In 2001, a team of national experts produced a federal guidance document, Report on Best Practices for Responsible Retailing, reflecting the experiences and insights of retailers, alcohol control boards and other state regulatory and enforcement agencies ("R-E agencies"), state attorneys general, and academic researchers. The Best Practices identified in that report have been further developed by the Responsible Retailing Forum into an "Integrated Responsible Retailing" model. This model portrays effective Responsible Retailing as a continuing system; and it calls upon R-E agencies, wholesalers/distributors and other private and public stakeholders to assist retailers by providing the resources and mechanisms needed to sustain the Responsible Retailing system.
The Integrated RR model involves three distinct levels:
An effective Responsible Retailing system has, at its core,

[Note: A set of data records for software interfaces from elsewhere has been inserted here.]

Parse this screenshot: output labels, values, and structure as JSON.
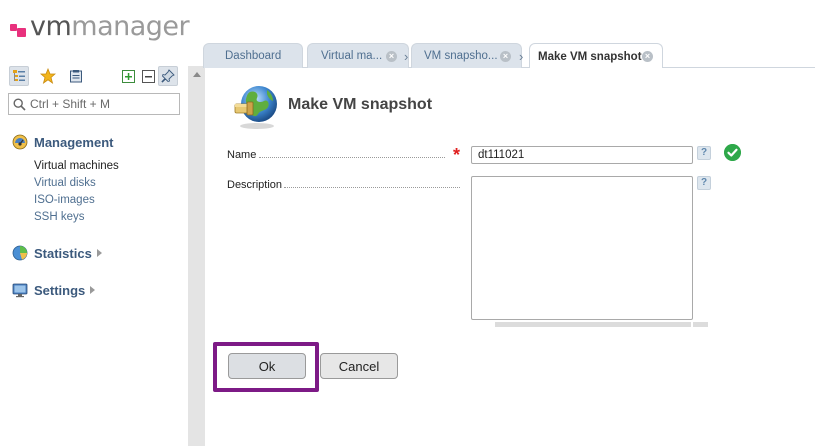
{
  "app": {
    "logo_vm": "vm",
    "logo_manager": "manager"
  },
  "sidebar": {
    "search_placeholder": "Ctrl + Shift + M",
    "sections": [
      {
        "label": "Management",
        "items": [
          "Virtual machines",
          "Virtual disks",
          "ISO-images",
          "SSH keys"
        ],
        "current": "Virtual machines"
      },
      {
        "label": "Statistics"
      },
      {
        "label": "Settings"
      }
    ]
  },
  "tabs": [
    {
      "label": "Dashboard"
    },
    {
      "label": "Virtual ma..."
    },
    {
      "label": "VM snapsho..."
    },
    {
      "label": "Make VM snapshot",
      "active": true
    }
  ],
  "form": {
    "title": "Make VM snapshot",
    "name_label": "Name",
    "name_value": "dt111021",
    "required_mark": "*",
    "description_label": "Description",
    "description_value": "",
    "help_mark": "?"
  },
  "buttons": {
    "ok": "Ok",
    "cancel": "Cancel"
  },
  "colors": {
    "accent": "#3c5a7d",
    "highlight": "#7d1a86",
    "required": "#e02020",
    "valid": "#2ea84a",
    "brand": "#e8317d"
  }
}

The 2nd tier of an Integrated Responsible Retailing model is a community context which connects the public and private sectors in a collaborative, problem-solving approach to underage sales and use. R-E agencies have the dual role of enforcing laws on age-restricted products and also of assisting retailers to identify, adopt and sustain Responsible Retailing practices that are appropriate for that community. Retailers are seen not merely as objects of enforcement who are "compliant" or "non-compliant." Rather, retailers and their wholesalers/ distributors are seen as active partners with R-E agencies to identify and address community-level patterns of underage acquisition and use. This model, based upon the principles of "Community Policing," allows public and private stakeholders together to address the actual patterns of underage access and use of alcohol and other age-restricted products within the community and to consider coherent strategies to reduce use and abuse by minors.

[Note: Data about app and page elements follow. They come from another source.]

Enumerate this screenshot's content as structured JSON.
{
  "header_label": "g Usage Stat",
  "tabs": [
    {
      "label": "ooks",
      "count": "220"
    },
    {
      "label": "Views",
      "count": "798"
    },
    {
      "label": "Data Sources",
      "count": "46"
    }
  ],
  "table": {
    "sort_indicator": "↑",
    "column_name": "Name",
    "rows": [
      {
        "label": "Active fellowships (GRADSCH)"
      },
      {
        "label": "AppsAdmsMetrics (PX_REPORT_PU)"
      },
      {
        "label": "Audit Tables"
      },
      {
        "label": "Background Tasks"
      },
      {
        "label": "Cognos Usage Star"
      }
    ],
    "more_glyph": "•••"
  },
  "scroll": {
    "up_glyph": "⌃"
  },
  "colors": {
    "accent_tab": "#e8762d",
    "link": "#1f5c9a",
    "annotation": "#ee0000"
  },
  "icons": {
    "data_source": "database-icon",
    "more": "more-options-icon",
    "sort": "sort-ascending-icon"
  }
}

The 3rd tier of an Integrated Responsible Retailing model consists of the public policies at the state (or local) level that encourage the adoption of effective Responsible Retailing practices. Some states, for example, mandate Responsible Retailing training for stores and their employees. Others create positive incentives—such as reductions in liability insurance, or mitigation for violations—for establishments which engage in approved Responsible Retailing programs. Two important policy issues are: